General Motors Company has announced it will channel US$1 billion into a Mexican manufacturing facility, a move that has been vehemently opposed by the United Auto Workers (UAW), as it prepares to build electric vehicles in 2023 in Coahuila.
General Motors confirmed its plan to set up a technologically advanced paint shop in Ramos Arizpe, which currently houses plants assembling GM automobiles, including the Blazer and Equinox SUV, alongside transmissions and engines.
The UAW censured General Motors' intent to manufacture electric vehicles in Mexico, rather than employ union members in the U.S, during a time when the government is contemplating major incentives to drive EV development.
"At a time when General Motors is asking for a significant investment by the U.S. government in subsidizing electric vehicles, this is a slap in the face for not only UAW members and their families, but also for U.S. taxpayers and the American workforce," Terry Dittes, Vice President of United Auto Workers, said, calling the move "unseemly" to accept incentives by the government of the United States and manufacturing vehicles outside the U.S.

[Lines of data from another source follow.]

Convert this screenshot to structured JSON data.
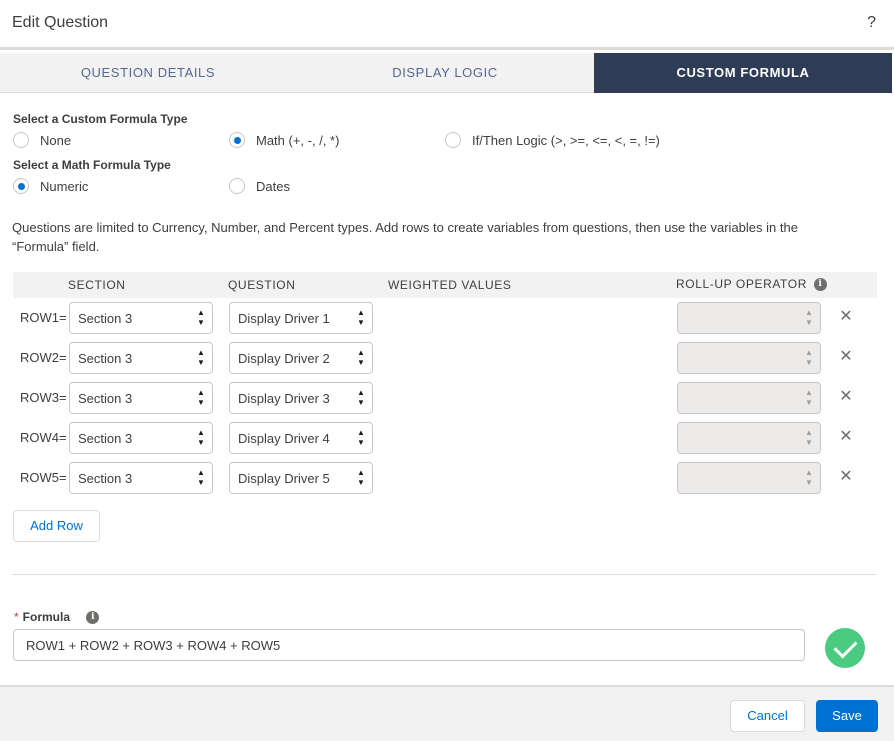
{
  "modal": {
    "title": "Edit Question",
    "help_label": "?"
  },
  "tabs": [
    {
      "label": "QUESTION DETAILS"
    },
    {
      "label": "DISPLAY LOGIC"
    },
    {
      "label": "CUSTOM FORMULA",
      "active": true
    }
  ],
  "formula_type": {
    "label": "Select a Custom Formula Type",
    "options": [
      {
        "label": "None",
        "selected": false
      },
      {
        "label": "Math (+, -, /, *)",
        "selected": true
      },
      {
        "label": "If/Then Logic (>, >=, <=, <, =, !=)",
        "selected": false
      }
    ]
  },
  "math_type": {
    "label": "Select a Math Formula Type",
    "options": [
      {
        "label": "Numeric",
        "selected": true
      },
      {
        "label": "Dates",
        "selected": false
      }
    ]
  },
  "description": "Questions are limited to Currency, Number, and Percent types. Add rows to create variables from questions, then use the variables in the “Formula” field.",
  "table": {
    "headers": {
      "section": "SECTION",
      "question": "QUESTION",
      "weighted": "WEIGHTED VALUES",
      "rollup": "ROLL-UP OPERATOR"
    },
    "rows": [
      {
        "label": "ROW1=",
        "section": "Section 3",
        "question": "Display Driver 1",
        "rollup": ""
      },
      {
        "label": "ROW2=",
        "section": "Section 3",
        "question": "Display Driver 2",
        "rollup": ""
      },
      {
        "label": "ROW3=",
        "section": "Section 3",
        "question": "Display Driver 3",
        "rollup": ""
      },
      {
        "label": "ROW4=",
        "section": "Section 3",
        "question": "Display Driver 4",
        "rollup": ""
      },
      {
        "label": "ROW5=",
        "section": "Section 3",
        "question": "Display Driver 5",
        "rollup": ""
      }
    ]
  },
  "add_row_label": "Add Row",
  "formula": {
    "label": "Formula",
    "required_mark": "*",
    "value": "ROW1 + ROW2 + ROW3 + ROW4 + ROW5",
    "valid": true
  },
  "footer": {
    "cancel_label": "Cancel",
    "save_label": "Save"
  },
  "colors": {
    "brand": "#0070d2",
    "active_tab": "#2e3d55",
    "success": "#4bca81",
    "required": "#c23934"
  }
}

In its response, General Motors clarified that it has "recently announced nearly 9,000 jobs and more than $9 billion in new electric vehicle or battery cell manufacturing facilities in Michigan, Ohio, and Tennessee."

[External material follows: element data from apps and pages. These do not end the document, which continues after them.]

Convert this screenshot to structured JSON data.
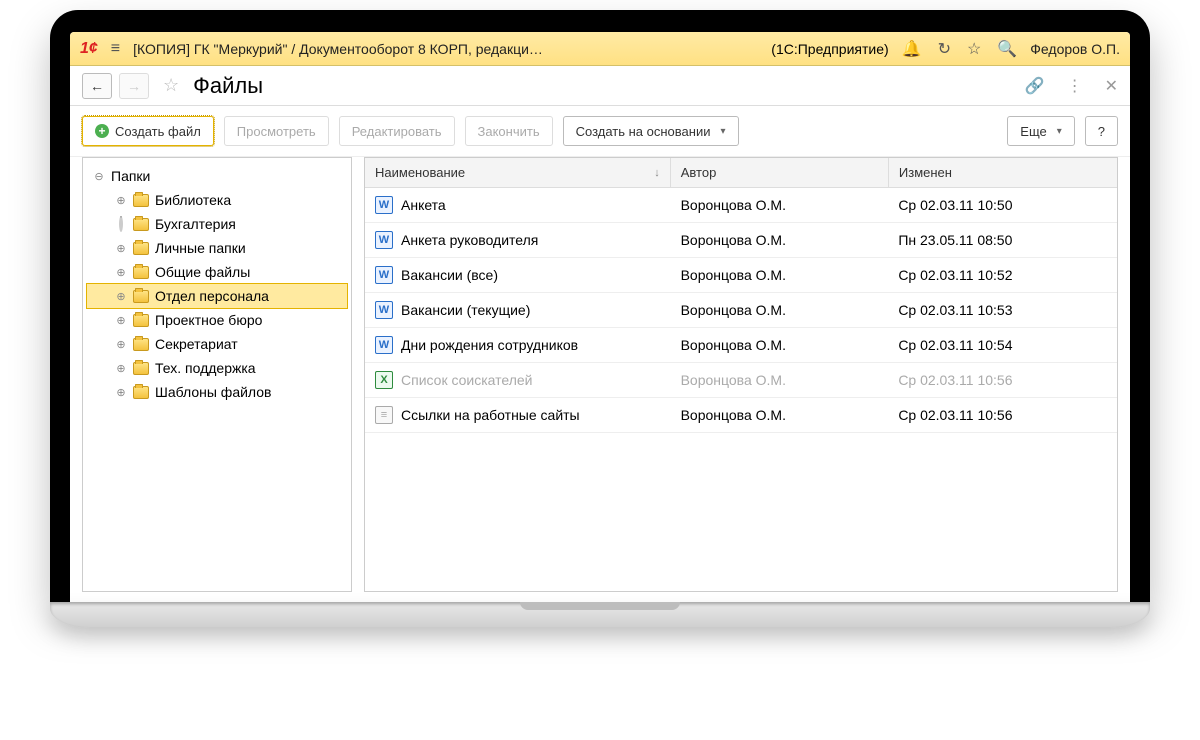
{
  "titlebar": {
    "app_title": "[КОПИЯ] ГК \"Меркурий\" / Документооборот 8 КОРП, редакци…",
    "product": "(1С:Предприятие)",
    "user": "Федоров О.П."
  },
  "page": {
    "title": "Файлы"
  },
  "toolbar": {
    "create_file": "Создать файл",
    "view": "Просмотреть",
    "edit": "Редактировать",
    "finish": "Закончить",
    "create_based_on": "Создать на основании",
    "more": "Еще",
    "help": "?"
  },
  "tree": {
    "root_label": "Папки",
    "items": [
      {
        "label": "Библиотека",
        "state": "collapsed"
      },
      {
        "label": "Бухгалтерия",
        "state": "loading"
      },
      {
        "label": "Личные папки",
        "state": "collapsed"
      },
      {
        "label": "Общие файлы",
        "state": "collapsed"
      },
      {
        "label": "Отдел персонала",
        "state": "collapsed",
        "selected": true
      },
      {
        "label": "Проектное бюро",
        "state": "collapsed"
      },
      {
        "label": "Секретариат",
        "state": "collapsed"
      },
      {
        "label": "Тех. поддержка",
        "state": "collapsed"
      },
      {
        "label": "Шаблоны файлов",
        "state": "collapsed"
      }
    ]
  },
  "table": {
    "columns": {
      "name": "Наименование",
      "author": "Автор",
      "modified": "Изменен"
    },
    "rows": [
      {
        "icon": "word",
        "name": "Анкета",
        "author": "Воронцова О.М.",
        "modified": "Ср 02.03.11 10:50"
      },
      {
        "icon": "word",
        "name": "Анкета руководителя",
        "author": "Воронцова О.М.",
        "modified": "Пн 23.05.11 08:50"
      },
      {
        "icon": "word",
        "name": "Вакансии (все)",
        "author": "Воронцова О.М.",
        "modified": "Ср 02.03.11 10:52"
      },
      {
        "icon": "word",
        "name": "Вакансии (текущие)",
        "author": "Воронцова О.М.",
        "modified": "Ср 02.03.11 10:53"
      },
      {
        "icon": "word",
        "name": "Дни рождения сотрудников",
        "author": "Воронцова О.М.",
        "modified": "Ср 02.03.11 10:54"
      },
      {
        "icon": "excel",
        "name": "Список соискателей",
        "author": "Воронцова О.М.",
        "modified": "Ср 02.03.11 10:56",
        "dim": true
      },
      {
        "icon": "txt",
        "name": "Ссылки на работные сайты",
        "author": "Воронцова О.М.",
        "modified": "Ср 02.03.11 10:56"
      }
    ]
  }
}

No statement has been issued about the Mexican auto plant by the White House, though President Biden plans to direct US$174 billion to drive manufacturing, selling, and infrastructure development for electric vehicles in the United States.